Muqarnas, sometimes referred to as stalactites, are pointed niches arranged in tiers that appear to form a honeycomb or staircase. They are a signature decorative element of Islamic architecture, in which they fulfill both functional and ornamental purposes. This architectural structure, which serves to transition from a square base to a circular dome, developed around the tenth century in Iran and Iraq, penetrating North Africa sometime during the eleventh century.5 Muqarnas also create optical illusions that add depth to an architectural space by playing with light cast onto the intersecting facets, as can be seen in the Shrine of Shaykh ‘Abd al-Samad in Natanz, Iran (Figure 1).6 This shrine was constructed during the early fourteenth century to mark the grave of a Sufi shaykh who died in 1299 CE. The muqarnas ceiling captured in Pope's photograph shows the rippling facets as they cascade down the interior of the shrine's conical dome.

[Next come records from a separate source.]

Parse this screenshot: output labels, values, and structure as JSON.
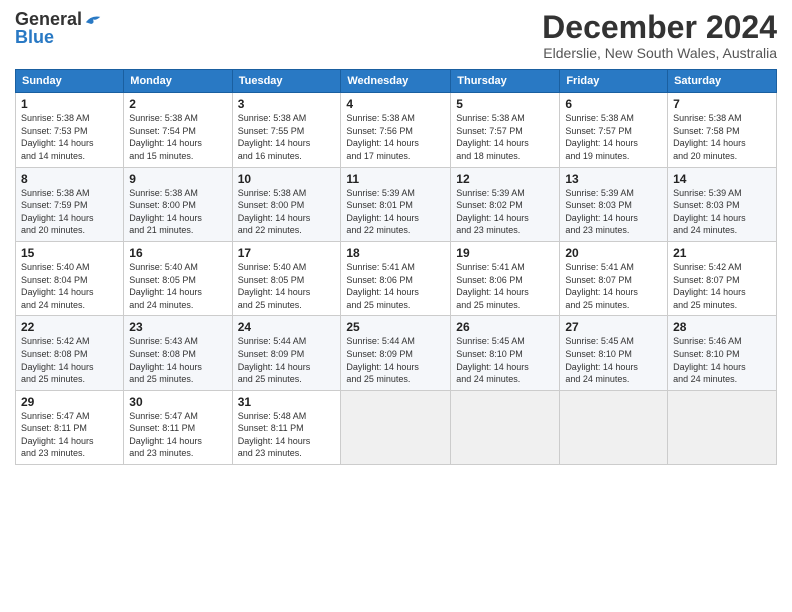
{
  "logo": {
    "general": "General",
    "blue": "Blue"
  },
  "header": {
    "month": "December 2024",
    "location": "Elderslie, New South Wales, Australia"
  },
  "days_of_week": [
    "Sunday",
    "Monday",
    "Tuesday",
    "Wednesday",
    "Thursday",
    "Friday",
    "Saturday"
  ],
  "weeks": [
    [
      {
        "day": "1",
        "info": "Sunrise: 5:38 AM\nSunset: 7:53 PM\nDaylight: 14 hours\nand 14 minutes."
      },
      {
        "day": "2",
        "info": "Sunrise: 5:38 AM\nSunset: 7:54 PM\nDaylight: 14 hours\nand 15 minutes."
      },
      {
        "day": "3",
        "info": "Sunrise: 5:38 AM\nSunset: 7:55 PM\nDaylight: 14 hours\nand 16 minutes."
      },
      {
        "day": "4",
        "info": "Sunrise: 5:38 AM\nSunset: 7:56 PM\nDaylight: 14 hours\nand 17 minutes."
      },
      {
        "day": "5",
        "info": "Sunrise: 5:38 AM\nSunset: 7:57 PM\nDaylight: 14 hours\nand 18 minutes."
      },
      {
        "day": "6",
        "info": "Sunrise: 5:38 AM\nSunset: 7:57 PM\nDaylight: 14 hours\nand 19 minutes."
      },
      {
        "day": "7",
        "info": "Sunrise: 5:38 AM\nSunset: 7:58 PM\nDaylight: 14 hours\nand 20 minutes."
      }
    ],
    [
      {
        "day": "8",
        "info": "Sunrise: 5:38 AM\nSunset: 7:59 PM\nDaylight: 14 hours\nand 20 minutes."
      },
      {
        "day": "9",
        "info": "Sunrise: 5:38 AM\nSunset: 8:00 PM\nDaylight: 14 hours\nand 21 minutes."
      },
      {
        "day": "10",
        "info": "Sunrise: 5:38 AM\nSunset: 8:00 PM\nDaylight: 14 hours\nand 22 minutes."
      },
      {
        "day": "11",
        "info": "Sunrise: 5:39 AM\nSunset: 8:01 PM\nDaylight: 14 hours\nand 22 minutes."
      },
      {
        "day": "12",
        "info": "Sunrise: 5:39 AM\nSunset: 8:02 PM\nDaylight: 14 hours\nand 23 minutes."
      },
      {
        "day": "13",
        "info": "Sunrise: 5:39 AM\nSunset: 8:03 PM\nDaylight: 14 hours\nand 23 minutes."
      },
      {
        "day": "14",
        "info": "Sunrise: 5:39 AM\nSunset: 8:03 PM\nDaylight: 14 hours\nand 24 minutes."
      }
    ],
    [
      {
        "day": "15",
        "info": "Sunrise: 5:40 AM\nSunset: 8:04 PM\nDaylight: 14 hours\nand 24 minutes."
      },
      {
        "day": "16",
        "info": "Sunrise: 5:40 AM\nSunset: 8:05 PM\nDaylight: 14 hours\nand 24 minutes."
      },
      {
        "day": "17",
        "info": "Sunrise: 5:40 AM\nSunset: 8:05 PM\nDaylight: 14 hours\nand 25 minutes."
      },
      {
        "day": "18",
        "info": "Sunrise: 5:41 AM\nSunset: 8:06 PM\nDaylight: 14 hours\nand 25 minutes."
      },
      {
        "day": "19",
        "info": "Sunrise: 5:41 AM\nSunset: 8:06 PM\nDaylight: 14 hours\nand 25 minutes."
      },
      {
        "day": "20",
        "info": "Sunrise: 5:41 AM\nSunset: 8:07 PM\nDaylight: 14 hours\nand 25 minutes."
      },
      {
        "day": "21",
        "info": "Sunrise: 5:42 AM\nSunset: 8:07 PM\nDaylight: 14 hours\nand 25 minutes."
      }
    ],
    [
      {
        "day": "22",
        "info": "Sunrise: 5:42 AM\nSunset: 8:08 PM\nDaylight: 14 hours\nand 25 minutes."
      },
      {
        "day": "23",
        "info": "Sunrise: 5:43 AM\nSunset: 8:08 PM\nDaylight: 14 hours\nand 25 minutes."
      },
      {
        "day": "24",
        "info": "Sunrise: 5:44 AM\nSunset: 8:09 PM\nDaylight: 14 hours\nand 25 minutes."
      },
      {
        "day": "25",
        "info": "Sunrise: 5:44 AM\nSunset: 8:09 PM\nDaylight: 14 hours\nand 25 minutes."
      },
      {
        "day": "26",
        "info": "Sunrise: 5:45 AM\nSunset: 8:10 PM\nDaylight: 14 hours\nand 24 minutes."
      },
      {
        "day": "27",
        "info": "Sunrise: 5:45 AM\nSunset: 8:10 PM\nDaylight: 14 hours\nand 24 minutes."
      },
      {
        "day": "28",
        "info": "Sunrise: 5:46 AM\nSunset: 8:10 PM\nDaylight: 14 hours\nand 24 minutes."
      }
    ],
    [
      {
        "day": "29",
        "info": "Sunrise: 5:47 AM\nSunset: 8:11 PM\nDaylight: 14 hours\nand 23 minutes."
      },
      {
        "day": "30",
        "info": "Sunrise: 5:47 AM\nSunset: 8:11 PM\nDaylight: 14 hours\nand 23 minutes."
      },
      {
        "day": "31",
        "info": "Sunrise: 5:48 AM\nSunset: 8:11 PM\nDaylight: 14 hours\nand 23 minutes."
      },
      null,
      null,
      null,
      null
    ]
  ]
}
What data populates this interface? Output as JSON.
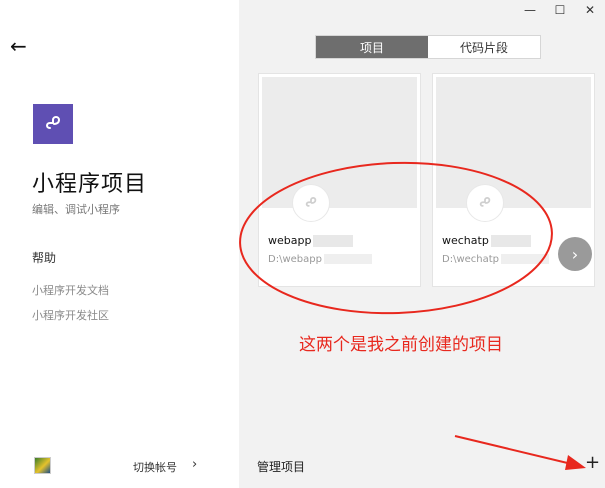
{
  "window": {
    "minimize": "—",
    "maximize": "☐",
    "close": "✕"
  },
  "left": {
    "back": "←",
    "title": "小程序项目",
    "subtitle": "编辑、调试小程序",
    "help_title": "帮助",
    "help_links": [
      "小程序开发文档",
      "小程序开发社区"
    ],
    "switch_account": "切换帐号",
    "switch_chevron": "›"
  },
  "right": {
    "tabs": [
      {
        "label": "项目",
        "active": true
      },
      {
        "label": "代码片段",
        "active": false
      }
    ],
    "projects": [
      {
        "name": "webapp",
        "path": "D:\\webapp"
      },
      {
        "name": "wechatp",
        "path": "D:\\wechatp"
      }
    ],
    "next": "›",
    "manage": "管理项目",
    "add": "+"
  },
  "annotation": {
    "text": "这两个是我之前创建的项目",
    "color": "#e8281e"
  },
  "colors": {
    "accent": "#5f4fb3",
    "tab_active": "#6e6e6e"
  }
}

Muqarnas are used in domes, niches, arches, and friezes. Another early example of muqarnas is found in a horizontal decorative cornice that ornaments the Tomb of Sultan Öljeitü built in 1302-12 CE (Figure 2).7 In the photograph, the frieze displays one extant tier of tiled niches above the second-story archways that frame the arcade. This Ilkhanid mausoleum stands isolated in the ruins of the once flourishing city of Sultaniya. As its crowning glory, the tomb showcases architectural knowledge and practice in medieval Iran. On its exterior, the royal tomb was lavishly decorated with tile mosaic work.8 Cut-tile pieces were fitted to create a variety of floral and geometric patterns; these also were applied to the cornice of muqarnas as recorded in Pope's photograph and the fragment included in the exhibition.

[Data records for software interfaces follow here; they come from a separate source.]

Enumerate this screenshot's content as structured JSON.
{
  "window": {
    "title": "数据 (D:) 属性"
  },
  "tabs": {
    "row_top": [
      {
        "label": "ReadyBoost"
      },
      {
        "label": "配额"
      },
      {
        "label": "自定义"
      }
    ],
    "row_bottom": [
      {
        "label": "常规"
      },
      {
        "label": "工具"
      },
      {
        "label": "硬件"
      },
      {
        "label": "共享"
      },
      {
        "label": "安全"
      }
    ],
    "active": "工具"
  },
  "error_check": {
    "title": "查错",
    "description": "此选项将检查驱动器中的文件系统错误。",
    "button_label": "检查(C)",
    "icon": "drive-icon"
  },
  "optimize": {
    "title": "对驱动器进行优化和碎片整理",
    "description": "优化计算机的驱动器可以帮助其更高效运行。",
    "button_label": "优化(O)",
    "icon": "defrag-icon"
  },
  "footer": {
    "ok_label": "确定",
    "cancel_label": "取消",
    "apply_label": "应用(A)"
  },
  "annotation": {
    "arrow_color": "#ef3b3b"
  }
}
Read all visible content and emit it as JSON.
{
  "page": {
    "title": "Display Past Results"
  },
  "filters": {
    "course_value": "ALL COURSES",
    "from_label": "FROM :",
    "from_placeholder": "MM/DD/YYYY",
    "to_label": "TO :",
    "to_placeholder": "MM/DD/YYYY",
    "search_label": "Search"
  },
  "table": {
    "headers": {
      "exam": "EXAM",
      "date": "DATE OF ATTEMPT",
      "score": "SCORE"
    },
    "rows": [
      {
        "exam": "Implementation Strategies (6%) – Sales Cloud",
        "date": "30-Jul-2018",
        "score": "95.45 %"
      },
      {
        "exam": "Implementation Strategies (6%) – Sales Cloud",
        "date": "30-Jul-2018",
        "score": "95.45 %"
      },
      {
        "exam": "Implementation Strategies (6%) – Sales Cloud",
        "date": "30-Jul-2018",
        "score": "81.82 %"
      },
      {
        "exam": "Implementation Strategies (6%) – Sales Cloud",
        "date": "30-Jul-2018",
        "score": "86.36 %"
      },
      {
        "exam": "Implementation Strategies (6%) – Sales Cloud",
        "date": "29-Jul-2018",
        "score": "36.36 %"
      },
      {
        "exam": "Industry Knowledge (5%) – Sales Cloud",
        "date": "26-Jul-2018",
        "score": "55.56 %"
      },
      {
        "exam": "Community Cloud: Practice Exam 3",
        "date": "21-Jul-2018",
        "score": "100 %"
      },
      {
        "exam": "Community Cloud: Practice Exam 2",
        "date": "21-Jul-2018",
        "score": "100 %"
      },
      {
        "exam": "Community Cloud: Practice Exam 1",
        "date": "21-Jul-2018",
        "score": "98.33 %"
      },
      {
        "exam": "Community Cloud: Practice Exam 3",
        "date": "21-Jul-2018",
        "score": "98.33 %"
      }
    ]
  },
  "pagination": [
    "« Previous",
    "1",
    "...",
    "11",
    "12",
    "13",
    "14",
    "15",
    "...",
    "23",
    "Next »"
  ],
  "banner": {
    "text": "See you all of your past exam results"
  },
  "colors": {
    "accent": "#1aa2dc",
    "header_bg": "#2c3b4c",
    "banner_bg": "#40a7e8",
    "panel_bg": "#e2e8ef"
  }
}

The Timurids ruled over Iran and Central Asia after the Ilkhanids, whose architectural achievements they inherited and innovated upon over the course of the fifteenth century. The Timurids are best known for their monumental structures and their novel decorative treatment of buildings, especially their interiors.9 For example, the Mosque of Gawhar Shad displays a daring use of muqarnas in its pendentives (Figure 3). Typically, where a circular dome meets the walls of a square-shaped foundation, the transition zone must be developed in order to fill the gaps in the corners. Often squinches are used to bridge the angle between the dome and walls. In many buildings, muqarnas developed from squinches to swathe the entire interior of the dome in tiers of facets. Instead, in the Mosque of Gawhar Shad, four pendentives spring from the angles of the chamber to support rows of tiers filled with muqarnas.10 These curved muqarnas encasing the interior of the dome have a distinctly kaleidoscopic allure because of their mosaic tiles in rust, blue, and chocolate hues. In addition, the mosaic tiles are decorated with plant motifs such as winding vines, flowers, and leaves that combine to create a variety of vegetal patterns.

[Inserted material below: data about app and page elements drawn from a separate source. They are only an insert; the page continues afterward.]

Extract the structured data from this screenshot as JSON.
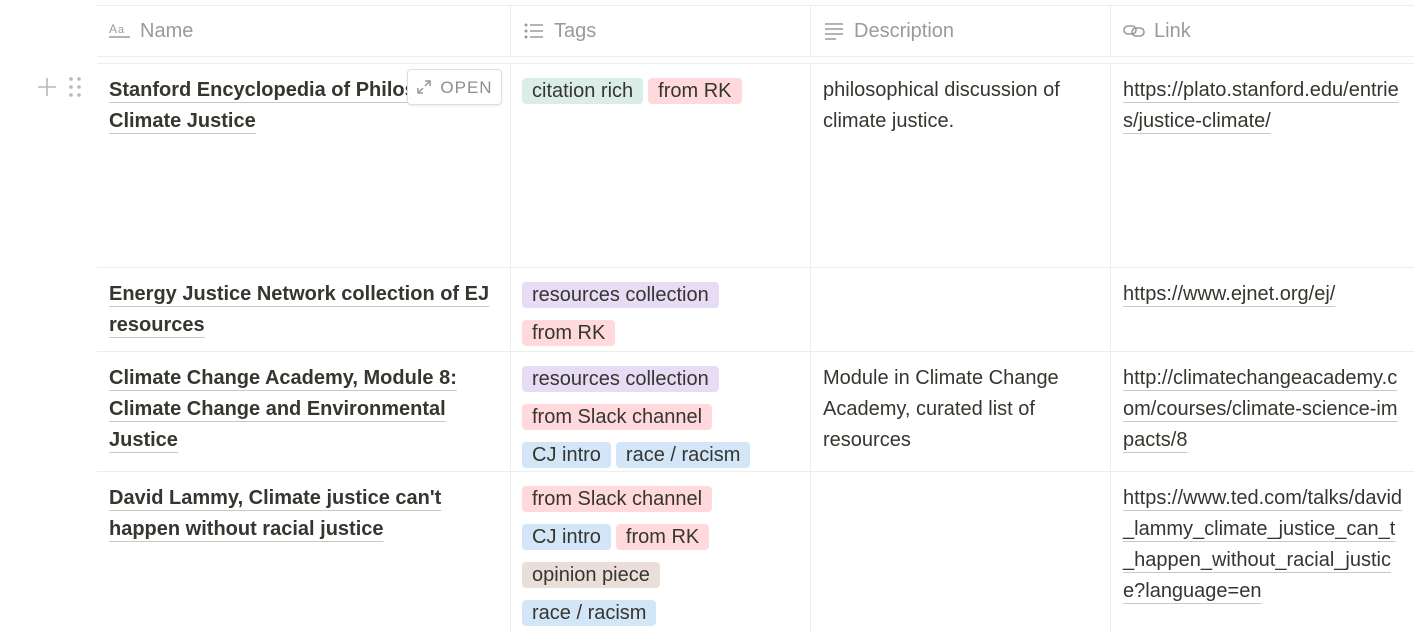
{
  "columns": {
    "name": "Name",
    "tags": "Tags",
    "description": "Description",
    "link": "Link"
  },
  "open_label": "OPEN",
  "rows": [
    {
      "name": "Stanford Encyclopedia of Philosophy: Climate Justice",
      "tags": [
        {
          "label": "citation rich",
          "color": "#dbede8"
        },
        {
          "label": "from RK",
          "color": "#ffd9db"
        }
      ],
      "description": "philosophical discussion of climate justice.",
      "link": "https://plato.stanford.edu/entries/justice-climate/"
    },
    {
      "name": "Energy Justice Network collection of EJ resources",
      "tags": [
        {
          "label": "resources collection",
          "color": "#e7dcf6"
        },
        {
          "label": "from RK",
          "color": "#ffd9db"
        }
      ],
      "description": "",
      "link": "https://www.ejnet.org/ej/"
    },
    {
      "name": "Climate Change Academy, Module 8: Climate Change and Environmental Justice",
      "tags": [
        {
          "label": "resources collection",
          "color": "#e7dcf6"
        },
        {
          "label": "from Slack channel",
          "color": "#ffd9db"
        },
        {
          "label": "CJ intro",
          "color": "#d2e6f7"
        },
        {
          "label": "race / racism",
          "color": "#d2e6f7"
        }
      ],
      "description": "Module in Climate Change Academy, curated list of resources",
      "link": "http://climatechangeacademy.com/courses/climate-science-impacts/8"
    },
    {
      "name": "David Lammy, Climate justice can't happen without racial justice",
      "tags": [
        {
          "label": "from Slack channel",
          "color": "#ffd9db"
        },
        {
          "label": "CJ intro",
          "color": "#d2e6f7"
        },
        {
          "label": "from RK",
          "color": "#ffd9db"
        },
        {
          "label": "opinion piece",
          "color": "#eadfd8"
        },
        {
          "label": "race / racism",
          "color": "#d2e6f7"
        }
      ],
      "description": "",
      "link": "https://www.ted.com/talks/david_lammy_climate_justice_can_t_happen_without_racial_justice?language=en"
    }
  ]
}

Perhaps some of the most famous muqarnas in the Islamic world were developed under Safavid patronage in Iran (1501-1722). A number of mosques and palaces in the city of Isfahan show a bold and creative use of this particular architectural motif.11 For example, in the Ali Qapu Palace, the chini-khana (china room or music room) located on the top floor exhibits a sophisticated manipulation of light as it intersects with built form (Figure 4). Here, rays of light bounce off the painted plaster muqarnas, which are pierced in order to reveal a number of objects that were placed on display in this Safavid reception room and Kunstkammer. Without a doubt, the chini-khana is an architectural tour de force of interior design, in which decorative facets create a light-reflecting structure of geological complexity. The muqarnas are simultaneously used as interlocking display cases for the precious objects—such as flasks and dishes—Safavid rulers exhibited to their elite entourage and foreign visitors at the imperial capital. The use of muqarnas in the Ali Qapu Palace illustrates how this particular Islamic decorative design fulfilled functional and aesthetic needs while also enabling the display of power and wealth in early modern Iran.
- Tabbaa 1985; Bloom 1988; and Dold-Samplonius and Harmsen 2005, 85.
- Blair 1986a.
- Wilber 1955, 92; Godard 1964, 1107; and Blair 1986b.
- Blair 1986b, 143.
- Lentz and Lowry 1989; Golombek and Wilber 1988.
- Byron 1964, 1133.
- Babaie 2008.